Show every line of the data that contains the string "icon".

Source data:
☆ ☆ ☆ ☆

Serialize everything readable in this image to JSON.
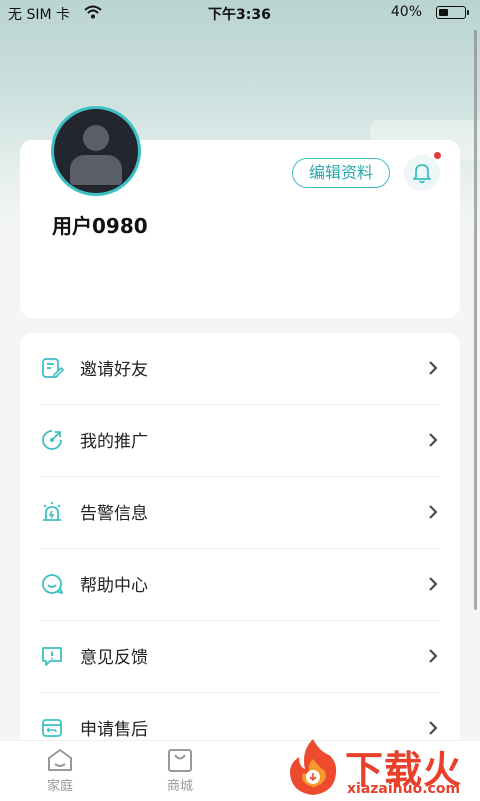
{
  "status_bar": {
    "carrier": "无 SIM 卡",
    "time": "下午3:36",
    "battery_percent": "40%",
    "battery_level": 0.4
  },
  "profile": {
    "username": "用户0980",
    "edit_label": "编辑资料",
    "has_notification": true
  },
  "menu": {
    "items": [
      {
        "label": "邀请好友",
        "icon": "invite-icon"
      },
      {
        "label": "我的推广",
        "icon": "promotion-icon"
      },
      {
        "label": "告警信息",
        "icon": "alarm-icon"
      },
      {
        "label": "帮助中心",
        "icon": "help-icon"
      },
      {
        "label": "意见反馈",
        "icon": "feedback-icon"
      },
      {
        "label": "申请售后",
        "icon": "after-sales-icon"
      }
    ]
  },
  "tabbar": {
    "tabs": [
      {
        "label": "家庭",
        "icon": "home-icon"
      },
      {
        "label": "商城",
        "icon": "shop-icon"
      }
    ]
  },
  "watermark": {
    "title": "下载火",
    "subtitle": "xiazaihuo.com"
  },
  "colors": {
    "accent": "#3cc0c4",
    "badge": "#e23b3b",
    "watermark": "#e8402b"
  }
}
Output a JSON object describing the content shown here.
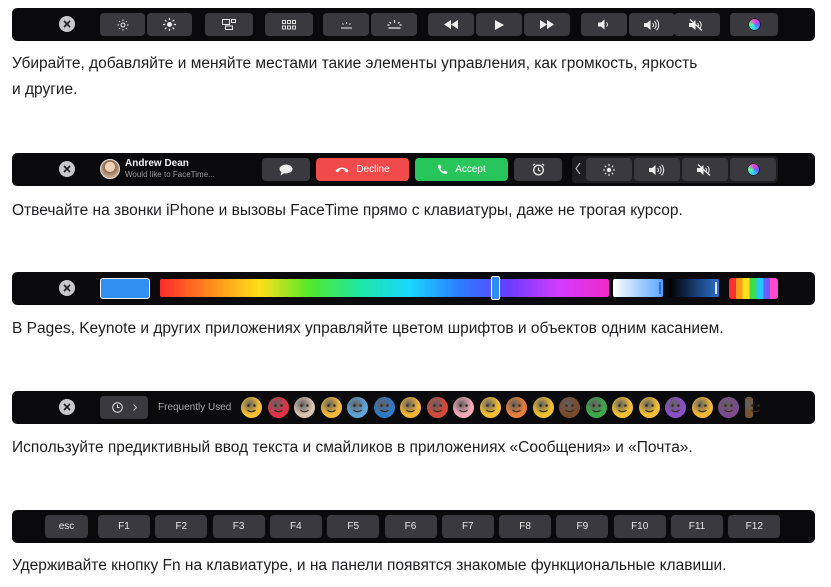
{
  "captions": {
    "c1_line1": "Убирайте, добавляйте и меняйте местами такие элементы управления, как громкость, яркость",
    "c1_line2": "и другие.",
    "c2": "Отвечайте на звонки iPhone и вызовы FaceTime прямо с клавиатуры, даже не трогая курсор.",
    "c3": "В Pages, Keynote и других приложениях управляйте цветом шрифтов и объектов одним касанием.",
    "c4": "Используйте предиктивный ввод текста и смайликов в приложениях «Сообщения» и «Почта».",
    "c5": "Удерживайте кнопку Fn на клавиатуре, и на панели появятся знакомые функциональные клавиши."
  },
  "call": {
    "caller_name": "Andrew Dean",
    "caller_sub": "Would like to FaceTime...",
    "decline_label": "Decline",
    "accept_label": "Accept"
  },
  "emoji_bar": {
    "label": "Frequently Used",
    "emoji_colors": [
      "#f6c033",
      "#e0334a",
      "#d9c4b0",
      "#f4b93a",
      "#5ea3d8",
      "#2f79c7",
      "#f2b636",
      "#d6493b",
      "#f4a9b8",
      "#f6c033",
      "#e77f3a",
      "#f2c12e",
      "#7a4a2b",
      "#3da84a",
      "#f6c033",
      "#f6c033",
      "#8b4fc9",
      "#f2b636",
      "#7b4a90",
      "#7a5330"
    ]
  },
  "fn_keys": {
    "esc": "esc",
    "keys": [
      "F1",
      "F2",
      "F3",
      "F4",
      "F5",
      "F6",
      "F7",
      "F8",
      "F9",
      "F10",
      "F11",
      "F12"
    ]
  },
  "colors": {
    "bar_bg": "#0a0a0c",
    "key_bg": "#3a3a3e",
    "decline": "#f04a4a",
    "accept": "#27c55a",
    "selected_color": "#2f8ff0"
  }
}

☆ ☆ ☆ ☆

__Response__
        "icon": "invite-icon"
        "icon": "promotion-icon"
        "icon": "alarm-icon"
        "icon": "help-icon"
        "icon": "feedback-icon"
        "icon": "after-sales-icon"
        "icon": "home-icon"
        "icon": "shop-icon"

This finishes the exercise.